■ Exercise requirements
Filter the listing for lines containing "equalizer".

■ Materials provided
[Start of Attachment]
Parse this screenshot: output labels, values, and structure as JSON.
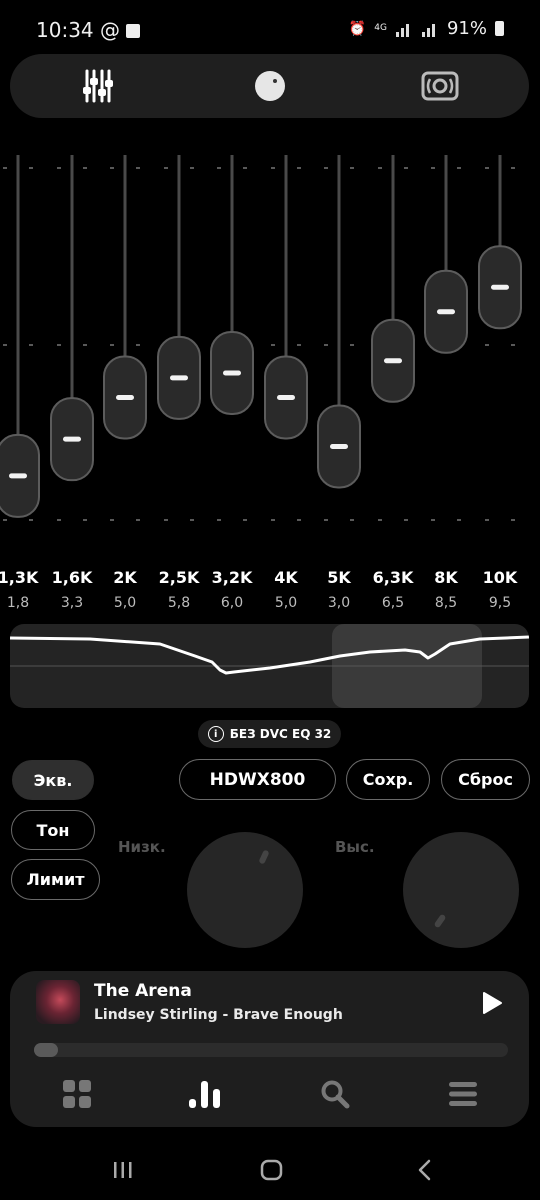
{
  "status_bar": {
    "time": "10:34",
    "network": "4G",
    "battery": "91%"
  },
  "top_tabs": [
    {
      "icon": "equalizer-sliders-icon",
      "active": true
    },
    {
      "icon": "dial-knob-icon",
      "active": false
    },
    {
      "icon": "surround-speaker-icon",
      "active": false
    }
  ],
  "equalizer": {
    "bands": [
      {
        "freq": "1,3K",
        "gain_label": "1,8",
        "level": 1.8
      },
      {
        "freq": "1,6K",
        "gain_label": "3,3",
        "level": 3.3
      },
      {
        "freq": "2K",
        "gain_label": "5,0",
        "level": 5.0
      },
      {
        "freq": "2,5K",
        "gain_label": "5,8",
        "level": 5.8
      },
      {
        "freq": "3,2K",
        "gain_label": "6,0",
        "level": 6.0
      },
      {
        "freq": "4K",
        "gain_label": "5,0",
        "level": 5.0
      },
      {
        "freq": "5K",
        "gain_label": "3,0",
        "level": 3.0
      },
      {
        "freq": "6,3K",
        "gain_label": "6,5",
        "level": 6.5
      },
      {
        "freq": "8K",
        "gain_label": "8,5",
        "level": 8.5
      },
      {
        "freq": "10K",
        "gain_label": "9,5",
        "level": 9.5
      }
    ]
  },
  "dvc_badge": {
    "label": "БЕЗ DVC EQ 32"
  },
  "mode_buttons": {
    "eq": "Экв.",
    "tone": "Тон",
    "limit": "Лимит"
  },
  "preset": {
    "name": "HDWX800",
    "save": "Сохр.",
    "reset": "Сброс"
  },
  "tone_knobs": {
    "low_label": "Низк.",
    "high_label": "Выс."
  },
  "player": {
    "title": "The Arena",
    "artist_album": "Lindsey Stirling - Brave Enough",
    "progress": 0.05
  },
  "bottom_nav": [
    {
      "icon": "grid-icon"
    },
    {
      "icon": "equalizer-bars-icon"
    },
    {
      "icon": "search-icon"
    },
    {
      "icon": "menu-icon"
    }
  ],
  "system_nav": [
    "recents-icon",
    "home-icon",
    "back-icon"
  ],
  "colors": {
    "background": "#000000",
    "panel": "#1f1f1f",
    "green": "#2fdc27",
    "yellow_green": "#c6f02a",
    "orange": "#f3a516"
  }
}
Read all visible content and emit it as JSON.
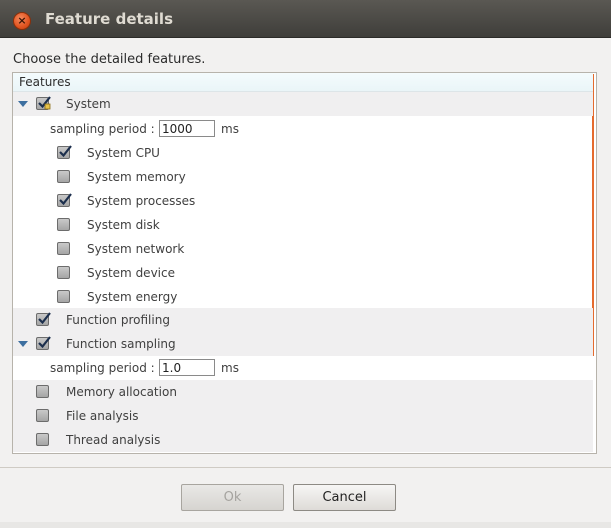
{
  "window": {
    "title": "Feature details"
  },
  "instruction": "Choose the detailed features.",
  "tree": {
    "column_header": "Features",
    "rows": [
      {
        "label": "System",
        "checked": true,
        "indeterminate": true
      },
      {
        "period_label": "sampling period :",
        "period_value": "1000",
        "unit": "ms"
      },
      {
        "label": "System CPU",
        "checked": true
      },
      {
        "label": "System memory",
        "checked": false
      },
      {
        "label": "System processes",
        "checked": true
      },
      {
        "label": "System disk",
        "checked": false
      },
      {
        "label": "System network",
        "checked": false
      },
      {
        "label": "System device",
        "checked": false
      },
      {
        "label": "System energy",
        "checked": false
      },
      {
        "label": "Function profiling",
        "checked": true
      },
      {
        "label": "Function sampling",
        "checked": true
      },
      {
        "period_label": "sampling period :",
        "period_value": "1.0",
        "unit": "ms"
      },
      {
        "label": "Memory allocation",
        "checked": false
      },
      {
        "label": "File analysis",
        "checked": false
      },
      {
        "label": "Thread analysis",
        "checked": false
      }
    ]
  },
  "buttons": {
    "ok": "Ok",
    "cancel": "Cancel"
  }
}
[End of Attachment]
■ Response to the task
      "icon": "equalizer-sliders-icon",
  "equalizer": {
      "icon": "equalizer-bars-icon"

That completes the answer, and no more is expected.